[Items from a dataset]
-- -- --
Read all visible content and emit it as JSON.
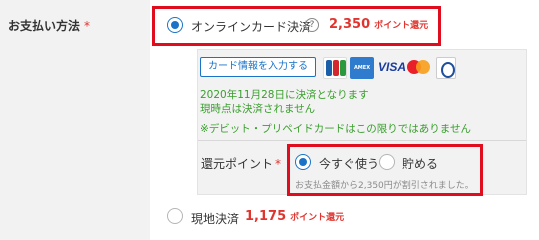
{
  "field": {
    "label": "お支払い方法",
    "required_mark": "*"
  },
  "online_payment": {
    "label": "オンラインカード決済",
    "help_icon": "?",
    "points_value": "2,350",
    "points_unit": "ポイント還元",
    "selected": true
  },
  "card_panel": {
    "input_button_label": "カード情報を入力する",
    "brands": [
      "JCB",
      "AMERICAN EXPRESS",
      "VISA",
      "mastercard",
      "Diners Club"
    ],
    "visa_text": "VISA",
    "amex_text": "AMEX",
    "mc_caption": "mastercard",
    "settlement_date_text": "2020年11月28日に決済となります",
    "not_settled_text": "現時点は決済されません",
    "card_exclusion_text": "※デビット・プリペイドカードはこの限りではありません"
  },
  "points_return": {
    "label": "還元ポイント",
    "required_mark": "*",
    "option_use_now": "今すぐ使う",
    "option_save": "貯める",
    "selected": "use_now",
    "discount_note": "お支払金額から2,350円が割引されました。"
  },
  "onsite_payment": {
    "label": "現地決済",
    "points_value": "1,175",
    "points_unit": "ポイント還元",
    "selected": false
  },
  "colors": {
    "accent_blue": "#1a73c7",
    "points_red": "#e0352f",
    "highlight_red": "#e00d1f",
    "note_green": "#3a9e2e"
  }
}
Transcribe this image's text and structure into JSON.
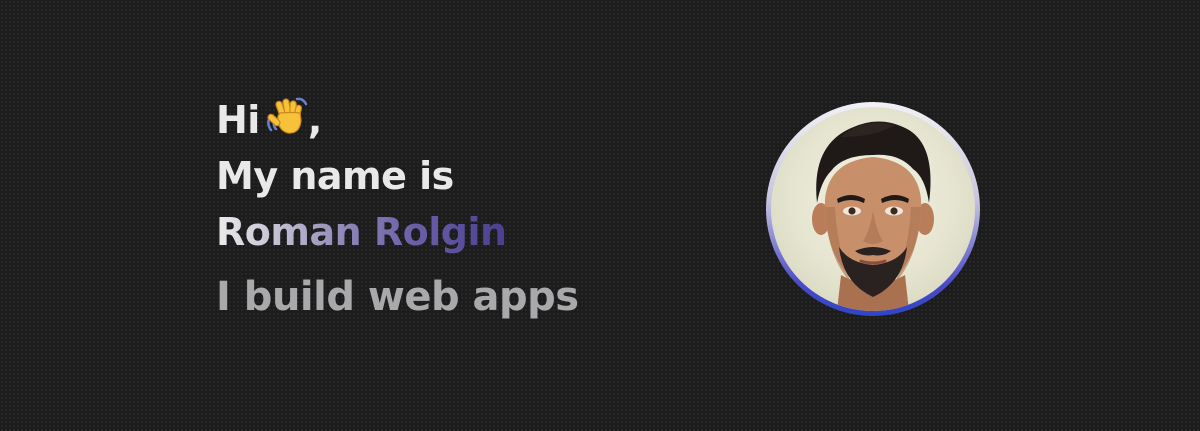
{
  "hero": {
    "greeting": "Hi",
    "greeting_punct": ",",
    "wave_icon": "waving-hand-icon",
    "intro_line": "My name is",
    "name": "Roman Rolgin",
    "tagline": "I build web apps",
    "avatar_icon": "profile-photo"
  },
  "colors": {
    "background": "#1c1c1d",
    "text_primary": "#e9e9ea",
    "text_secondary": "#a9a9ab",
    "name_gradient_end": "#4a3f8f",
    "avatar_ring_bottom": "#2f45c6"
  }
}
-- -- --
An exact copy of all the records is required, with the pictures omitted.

▶ **OUTPUT FOR THIS TASK**
Read all visible content and emit it as JSON.
{
  "field": {
    "label": "お支払い方法",
    "required_mark": "*"
  },
  "online_payment": {
    "label": "オンラインカード決済",
    "help_icon": "?",
    "points_value": "2,350",
    "points_unit": "ポイント還元",
    "selected": true
  },
  "card_panel": {
    "input_button_label": "カード情報を入力する",
    "brands": [
      "JCB",
      "AMERICAN EXPRESS",
      "VISA",
      "mastercard",
      "Diners Club"
    ],
    "visa_text": "VISA",
    "amex_text": "AMEX",
    "mc_caption": "mastercard",
    "settlement_date_text": "2020年11月28日に決済となります",
    "not_settled_text": "現時点は決済されません",
    "card_exclusion_text": "※デビット・プリペイドカードはこの限りではありません"
  },
  "points_return": {
    "label": "還元ポイント",
    "required_mark": "*",
    "option_use_now": "今すぐ使う",
    "option_save": "貯める",
    "selected": "use_now",
    "discount_note": "お支払金額から2,350円が割引されました。"
  },
  "onsite_payment": {
    "label": "現地決済",
    "points_value": "1,175",
    "points_unit": "ポイント還元",
    "selected": false
  },
  "colors": {
    "accent_blue": "#1a73c7",
    "points_red": "#e0352f",
    "highlight_red": "#e00d1f",
    "note_green": "#3a9e2e"
  }
}
Transcribe this image's text and structure into JSON.
{
  "hero": {
    "greeting": "Hi",
    "greeting_punct": ",",
    "wave_icon": "waving-hand-icon",
    "intro_line": "My name is",
    "name": "Roman Rolgin",
    "tagline": "I build web apps",
    "avatar_icon": "profile-photo"
  },
  "colors": {
    "background": "#1c1c1d",
    "text_primary": "#e9e9ea",
    "text_secondary": "#a9a9ab",
    "name_gradient_end": "#4a3f8f",
    "avatar_ring_bottom": "#2f45c6"
  }
}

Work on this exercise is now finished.